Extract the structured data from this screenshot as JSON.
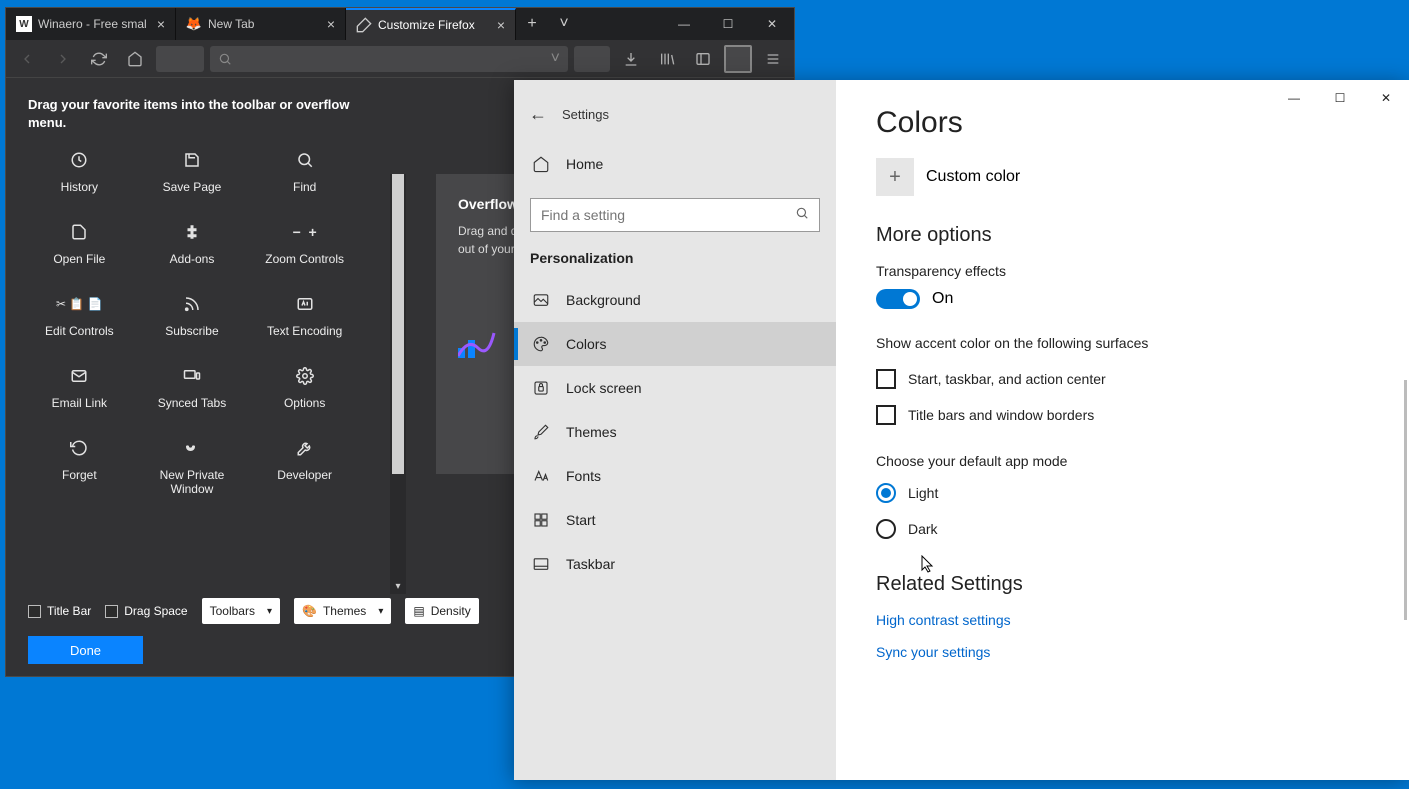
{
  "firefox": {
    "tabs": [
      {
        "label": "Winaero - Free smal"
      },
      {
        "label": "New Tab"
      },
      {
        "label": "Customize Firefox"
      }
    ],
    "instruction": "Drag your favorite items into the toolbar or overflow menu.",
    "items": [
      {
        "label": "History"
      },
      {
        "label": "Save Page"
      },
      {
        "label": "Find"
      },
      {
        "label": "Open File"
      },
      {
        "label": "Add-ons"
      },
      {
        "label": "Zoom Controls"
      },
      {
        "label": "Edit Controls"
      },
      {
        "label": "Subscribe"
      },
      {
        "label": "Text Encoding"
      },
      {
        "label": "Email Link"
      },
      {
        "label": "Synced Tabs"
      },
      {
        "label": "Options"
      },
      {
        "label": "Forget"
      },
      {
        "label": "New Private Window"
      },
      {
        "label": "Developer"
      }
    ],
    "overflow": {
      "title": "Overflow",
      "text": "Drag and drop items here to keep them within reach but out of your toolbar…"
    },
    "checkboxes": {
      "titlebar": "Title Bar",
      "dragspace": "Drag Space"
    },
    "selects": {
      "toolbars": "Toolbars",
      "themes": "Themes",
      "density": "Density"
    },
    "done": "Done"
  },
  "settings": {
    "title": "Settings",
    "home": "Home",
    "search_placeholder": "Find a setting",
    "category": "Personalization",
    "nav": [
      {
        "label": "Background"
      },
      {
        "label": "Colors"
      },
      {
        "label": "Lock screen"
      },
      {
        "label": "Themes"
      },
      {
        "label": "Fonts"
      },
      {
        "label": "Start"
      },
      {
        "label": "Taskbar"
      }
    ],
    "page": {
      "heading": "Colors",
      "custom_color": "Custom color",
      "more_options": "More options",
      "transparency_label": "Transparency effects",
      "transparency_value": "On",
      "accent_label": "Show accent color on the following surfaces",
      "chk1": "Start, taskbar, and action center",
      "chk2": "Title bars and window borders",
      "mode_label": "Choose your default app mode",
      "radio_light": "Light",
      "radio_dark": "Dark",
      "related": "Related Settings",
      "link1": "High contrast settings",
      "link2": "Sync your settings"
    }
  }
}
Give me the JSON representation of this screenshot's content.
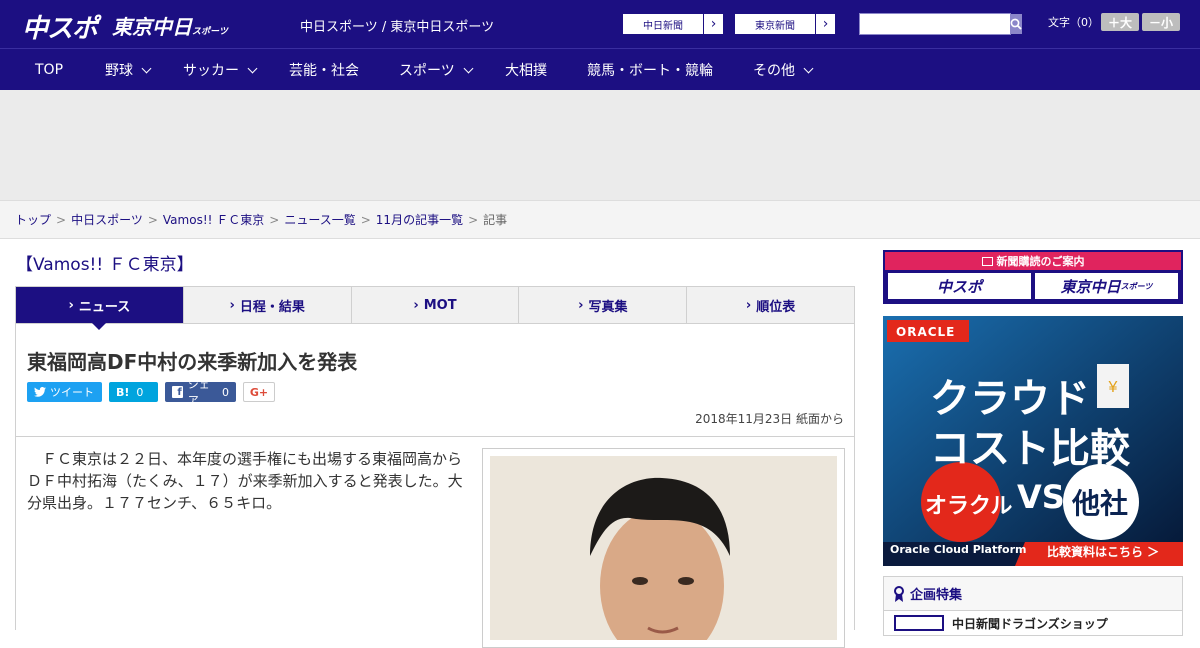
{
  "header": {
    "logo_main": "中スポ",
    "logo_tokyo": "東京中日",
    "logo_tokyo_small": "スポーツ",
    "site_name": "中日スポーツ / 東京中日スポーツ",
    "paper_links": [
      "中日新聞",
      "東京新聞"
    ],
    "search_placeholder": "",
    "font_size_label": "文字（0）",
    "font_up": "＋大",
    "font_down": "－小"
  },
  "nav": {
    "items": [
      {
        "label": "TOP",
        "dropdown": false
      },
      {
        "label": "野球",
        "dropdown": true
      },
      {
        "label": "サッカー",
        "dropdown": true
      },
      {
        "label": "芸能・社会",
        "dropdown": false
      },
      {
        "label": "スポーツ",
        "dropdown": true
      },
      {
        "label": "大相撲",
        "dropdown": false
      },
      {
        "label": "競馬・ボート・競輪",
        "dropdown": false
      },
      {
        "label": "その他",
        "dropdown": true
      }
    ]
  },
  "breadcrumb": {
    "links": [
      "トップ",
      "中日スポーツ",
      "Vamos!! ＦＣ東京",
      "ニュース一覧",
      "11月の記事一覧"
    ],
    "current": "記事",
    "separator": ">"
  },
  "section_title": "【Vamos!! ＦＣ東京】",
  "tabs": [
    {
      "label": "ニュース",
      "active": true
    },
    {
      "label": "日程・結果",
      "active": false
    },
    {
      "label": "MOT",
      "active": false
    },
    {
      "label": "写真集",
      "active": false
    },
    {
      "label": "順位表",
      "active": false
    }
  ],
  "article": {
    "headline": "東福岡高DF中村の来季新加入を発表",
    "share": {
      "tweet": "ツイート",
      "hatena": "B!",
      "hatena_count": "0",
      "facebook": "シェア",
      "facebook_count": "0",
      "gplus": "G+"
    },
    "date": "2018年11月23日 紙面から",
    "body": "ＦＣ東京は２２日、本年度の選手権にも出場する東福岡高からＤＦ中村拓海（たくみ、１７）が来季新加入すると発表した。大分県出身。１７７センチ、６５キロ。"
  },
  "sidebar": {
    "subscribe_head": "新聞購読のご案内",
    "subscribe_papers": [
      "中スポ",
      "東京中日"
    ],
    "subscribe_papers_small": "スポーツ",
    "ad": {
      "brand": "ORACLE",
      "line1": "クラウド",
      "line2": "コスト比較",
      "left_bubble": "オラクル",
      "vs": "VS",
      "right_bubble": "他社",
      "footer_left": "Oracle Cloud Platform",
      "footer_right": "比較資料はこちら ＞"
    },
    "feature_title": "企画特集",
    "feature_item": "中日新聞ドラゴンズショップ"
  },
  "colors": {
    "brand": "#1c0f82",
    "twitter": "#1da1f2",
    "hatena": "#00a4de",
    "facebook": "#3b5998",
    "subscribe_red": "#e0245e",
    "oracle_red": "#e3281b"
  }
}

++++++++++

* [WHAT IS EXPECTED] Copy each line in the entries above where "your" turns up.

* [RESPONSE TO THE TASK]
    "instruction": "Drag your favorite items into the toolbar or overflow menu.",
      "text": "Drag and drop items here to keep them within reach but out of your toolbar…"
      "mode_label": "Choose your default app mode",
      "link2": "Sync your settings"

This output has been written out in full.